From the Letter to Titus: “For the grace of God has appeared, bringing salvation to all.”

The grace of God has appeared. The Creator of the universe, the source of our life and our being, has come into the world. It is Christmas, again.

This past week, Time magazine named its person of the year, and it wasn’t the person some of us expected it to be. It wasn’t a person who holds a position of rank or power. It wasn’t a person with decades of experience in a profession or field of inquiry. It wasn’t someone who makes people feel good about the way things are, and what our future might bring.

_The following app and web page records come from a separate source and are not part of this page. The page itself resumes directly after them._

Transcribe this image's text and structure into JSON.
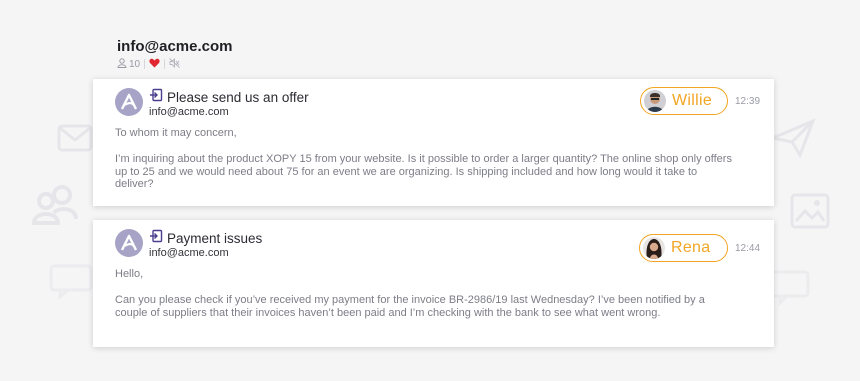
{
  "inbox": {
    "title": "info@acme.com",
    "member_count": "10",
    "icons": [
      "user-icon",
      "heart-icon",
      "mute-icon"
    ],
    "heart_color": "#e0262f"
  },
  "messages": [
    {
      "subject": "Please send us an offer",
      "from": "info@acme.com",
      "greeting": "To whom it may concern,",
      "body": "I’m inquiring about the product XOPY 15 from your website. Is it possible to order a larger quantity? The online shop only offers up to 25 and we would need about 75 for an event we are organizing. Is shipping included and how long would it take to deliver?",
      "agent": "Willie",
      "time": "12:39"
    },
    {
      "subject": "Payment issues",
      "from": "info@acme.com",
      "greeting": "Hello,",
      "body": "Can you please check if you’ve received my payment for the invoice BR-2986/19 last Wednesday? I’ve been notified by a couple of suppliers that their invoices haven’t been paid and I’m checking with the bank to see what went wrong.",
      "agent": "Rena",
      "time": "12:44"
    }
  ],
  "colors": {
    "accent": "#f2a523",
    "logo_avatar": "#a7a3c7",
    "background": "#f5f5f6"
  }
}
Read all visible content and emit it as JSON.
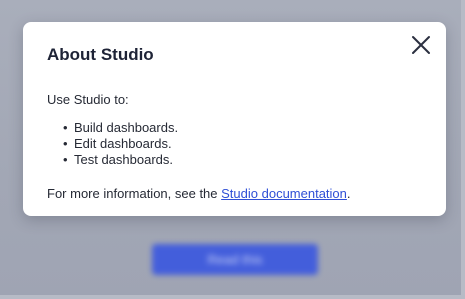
{
  "background": {
    "button_label": "Read this"
  },
  "dialog": {
    "title": "About Studio",
    "intro": "Use Studio to:",
    "items": [
      "Build dashboards.",
      "Edit dashboards.",
      "Test dashboards."
    ],
    "more_prefix": "For more information, see the ",
    "more_link": "Studio documentation",
    "more_suffix": ".",
    "close_icon": "close-icon"
  },
  "colors": {
    "title_text": "#1e2336",
    "body_text": "#262a35",
    "link": "#2f4fd6",
    "backdrop": "#a4a9b6",
    "background_button": "#3a57e0"
  }
}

Each of the Sundays in Advent have a theme, did you know that? And the candles we light on our Advent wreath each Sunday have names, did you know that? Last week, the first Sunday, the theme was hope and the first blue candle we lit is called The Prophecy Candle or The Candle of Hope. Next Sunday which is Gaudete Sunday, we’ll light the rose candle along with two blue candles. Gaudete means rejoice and so the theme for next Sunday is joy – the candle, not surprisingly, is called The Candle of Joy or The Shepherd Candle. The fourth Sunday in Advent we light the third and final blue candle, The Angel Candle – the theme will be peace. And finally, on Christmas Eve, with all the other candles, we light the only white candle – the Christ candle – to signify the purity of Jesus and his coming into the world. Today, the Second Sunday of Advent, we light the second blue candle, The Bethlehem Candle, and the theme for today is love.

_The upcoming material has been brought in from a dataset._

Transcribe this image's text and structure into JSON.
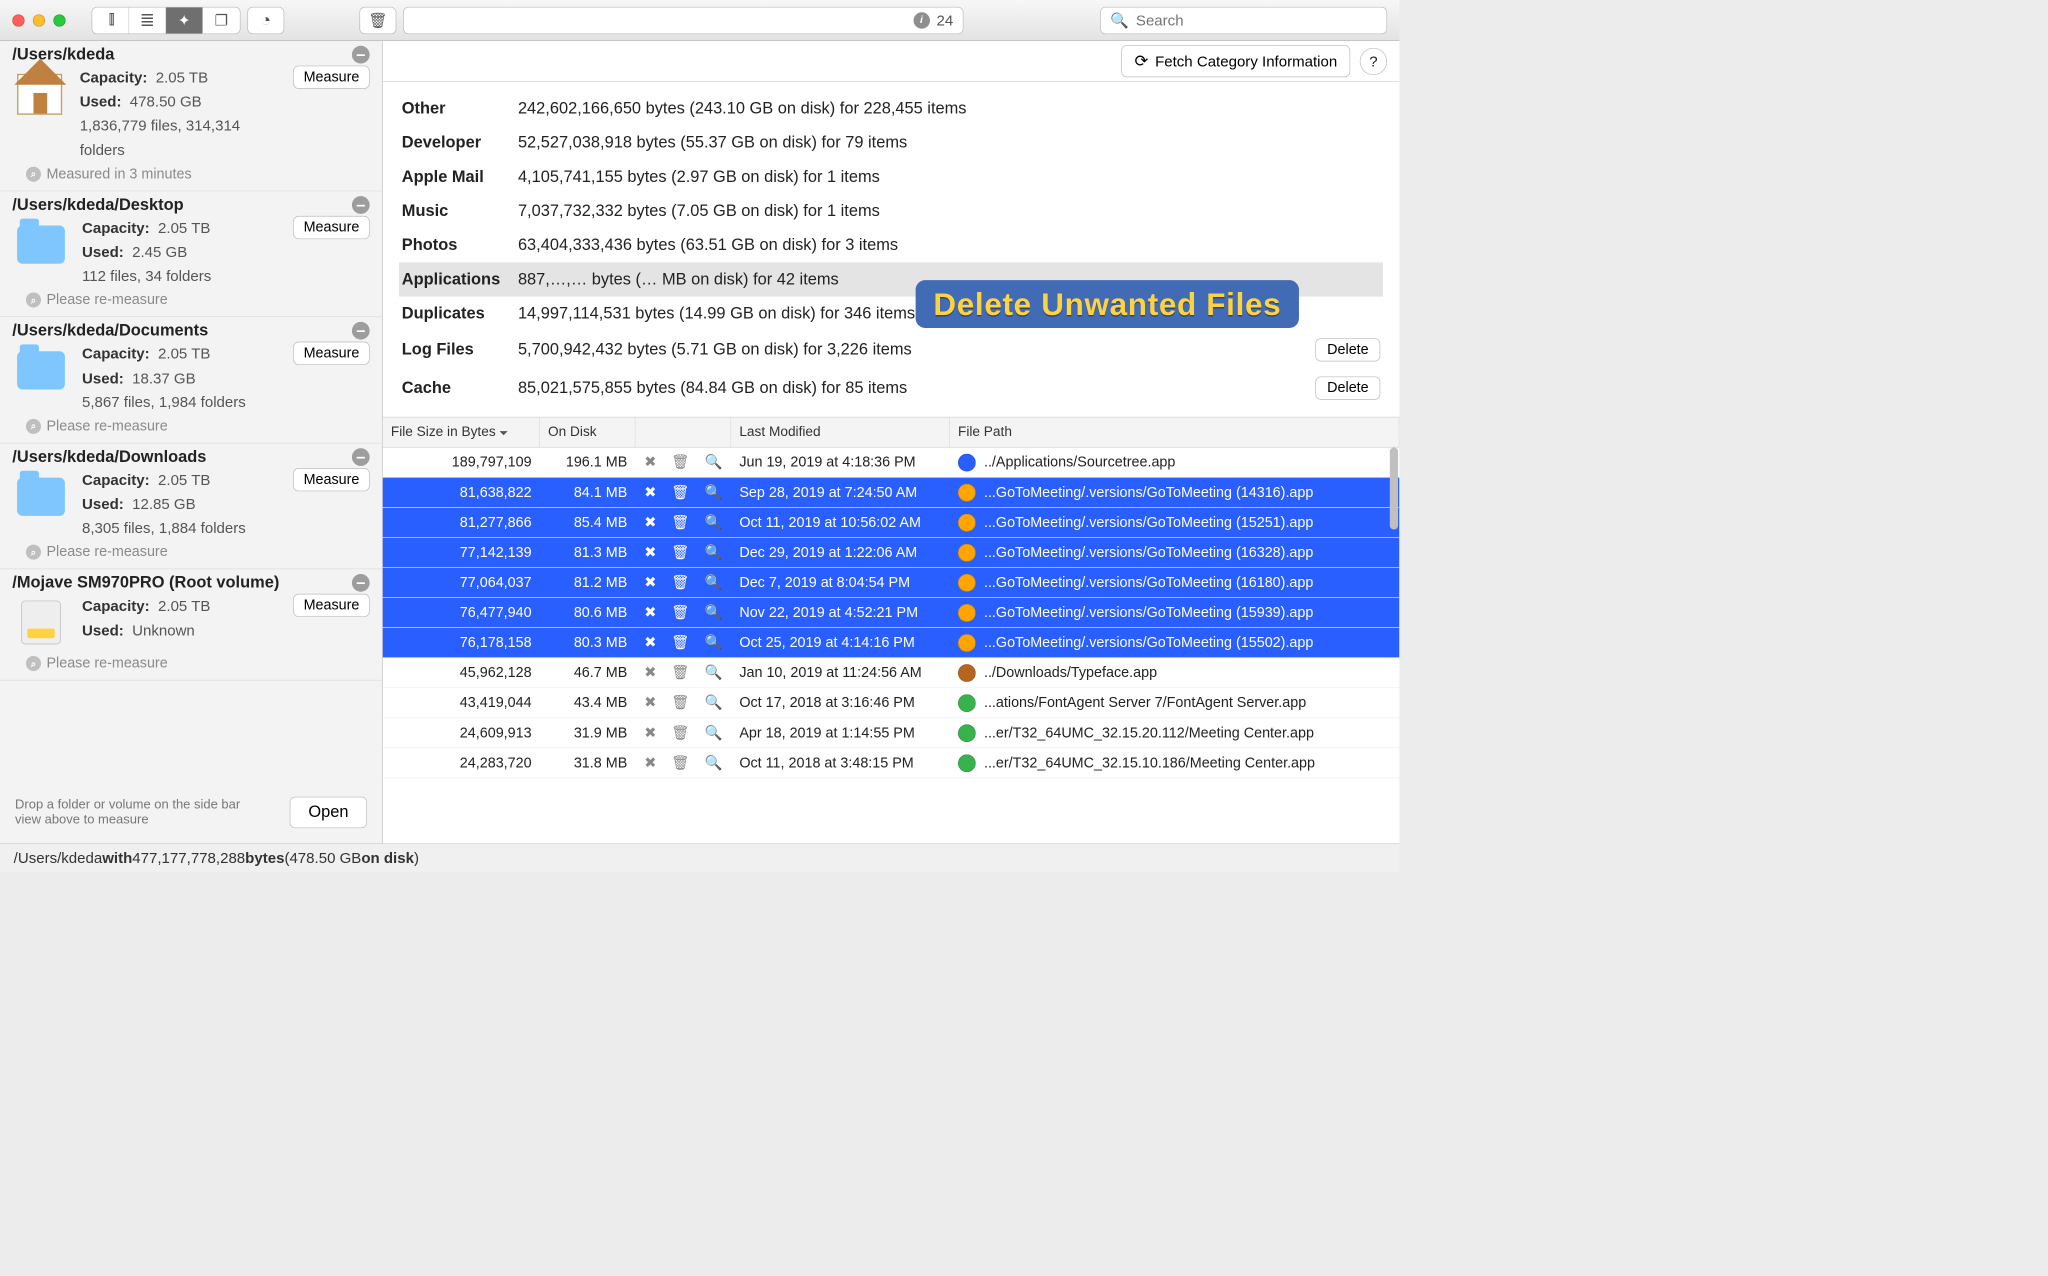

Today marks the end of the church year. It’s the Last Sunday After Pentecost, the last Sunday in ordinary time. Today marks the culmination of the mystery we have been pondering for the past year, starting with the story of Christ’s birth and the years he walked this earth, teaching and healing, and telling people that God loved them—all of them. It is a day we remember how he died and was raised again, and how he ascended into heaven. Today the church year ends with the reminder that Christ will come again, not just at Christmas, but at some end point, when the kingdom of God, which is present to us in some fashion now, will finally be realized.